Unlike the previous night when the rain poured down on the Hacienda Classical gig, today was a hot summer afternoon for the third in the series of Beautiful Day Out concerts at the Castlefield Bowl.
The first band I caught were South London’s electro dub outfit Dreadzone who’s pulsating beats soon had the crowd dancing party style in the afternoon sunshine even being brought back for an encore.
Billy Bragg was next up and in the present political climate there was plenty for the foremost English protest singer/songwriter to talk about. He opened up with Bob Dylan’s, The Times They Are A Changing, with a subtle change to the lyrics to fit the current situation. He then played some of his greatest songs all of which are as relevant today as when they were first written, Between The Wars, Milk Of Human Kindness, Sexuality and a great crowd sing-along with Power In The Union. He finished the set with New England, taken into the charts by the late Kirsty MacColl and a great crowd pleaser.
After a short break, co-headliners The Waterboys took to the stage with a set which covered most of their career but favouring their more rockier songs rather than the folksier output. Opening with Still A Freak from Modern Blues the band went straight into Medicine Bow from the This Is The Sea album. A Boy Called Johnny was next before we got a bit of respite with the folksy We Will Not Be Lovers followed up with the traditional Raggle Taggle Gypsy. A Waterboys set would not be complete without The Whole Of The Moon and Mike Scott duly delivered before finishing off with the wonderful Fisherman’s Blues to a delighted crowd.
As the sun finally sank behind behind the stage, the crowd began to swell in expectation of the imminent arrival of Brighton’s punk folk rebels The Levellers. As the band walked on stage cannons at either side exploded showering the crowd in streamers and the band launched straight into One Way, the opening track from the legendary Levelling The Land album now over 25 years old.
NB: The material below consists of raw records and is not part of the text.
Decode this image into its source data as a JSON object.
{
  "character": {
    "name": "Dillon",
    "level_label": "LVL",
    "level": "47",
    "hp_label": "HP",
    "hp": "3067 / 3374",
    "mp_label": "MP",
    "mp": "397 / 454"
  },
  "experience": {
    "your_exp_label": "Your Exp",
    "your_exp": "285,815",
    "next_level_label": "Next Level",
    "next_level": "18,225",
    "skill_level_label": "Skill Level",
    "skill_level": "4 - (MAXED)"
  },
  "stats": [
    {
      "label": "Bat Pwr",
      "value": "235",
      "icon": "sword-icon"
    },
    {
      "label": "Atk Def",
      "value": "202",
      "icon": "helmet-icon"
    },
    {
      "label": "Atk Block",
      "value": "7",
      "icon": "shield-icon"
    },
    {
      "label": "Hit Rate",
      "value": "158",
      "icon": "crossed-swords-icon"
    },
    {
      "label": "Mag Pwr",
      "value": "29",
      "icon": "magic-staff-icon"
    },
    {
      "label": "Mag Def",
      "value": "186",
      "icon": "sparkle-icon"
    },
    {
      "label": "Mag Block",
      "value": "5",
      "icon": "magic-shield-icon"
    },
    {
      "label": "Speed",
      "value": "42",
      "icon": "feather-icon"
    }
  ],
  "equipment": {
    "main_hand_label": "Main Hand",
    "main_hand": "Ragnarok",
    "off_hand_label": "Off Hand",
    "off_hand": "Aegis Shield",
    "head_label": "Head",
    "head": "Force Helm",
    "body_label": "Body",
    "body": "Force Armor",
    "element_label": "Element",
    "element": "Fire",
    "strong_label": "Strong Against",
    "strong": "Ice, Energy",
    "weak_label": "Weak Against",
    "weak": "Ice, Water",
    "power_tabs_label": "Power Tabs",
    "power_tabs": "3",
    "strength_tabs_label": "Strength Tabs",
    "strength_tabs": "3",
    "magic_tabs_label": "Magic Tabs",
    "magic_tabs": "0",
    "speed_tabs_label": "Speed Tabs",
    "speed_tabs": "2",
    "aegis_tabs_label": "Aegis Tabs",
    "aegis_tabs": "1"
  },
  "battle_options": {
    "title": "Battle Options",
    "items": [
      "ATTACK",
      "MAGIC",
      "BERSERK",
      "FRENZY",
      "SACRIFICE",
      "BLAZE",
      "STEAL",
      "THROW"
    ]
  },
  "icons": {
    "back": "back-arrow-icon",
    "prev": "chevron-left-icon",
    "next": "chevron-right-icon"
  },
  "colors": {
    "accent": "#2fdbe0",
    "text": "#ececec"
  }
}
The whole set was a tribute to this album with it being played in its entirety along with a selection of other popular tracks from The Levellers long history. The crowd, many who had clearly grown up with the bands anarchic lifestyle went absolutely wild with a few crowd surfers making it into the pit.
As with Billy Bragg, The Levellers are probably as relevant today as they have ever been and they remain part of the authentic counter-culture in today’s society having made travellers music mainstream.
Politics aside this was a cracking gig with both the audience and band having a great time and the final song of the night couldn’t some it up better it really was A Beautiful Day.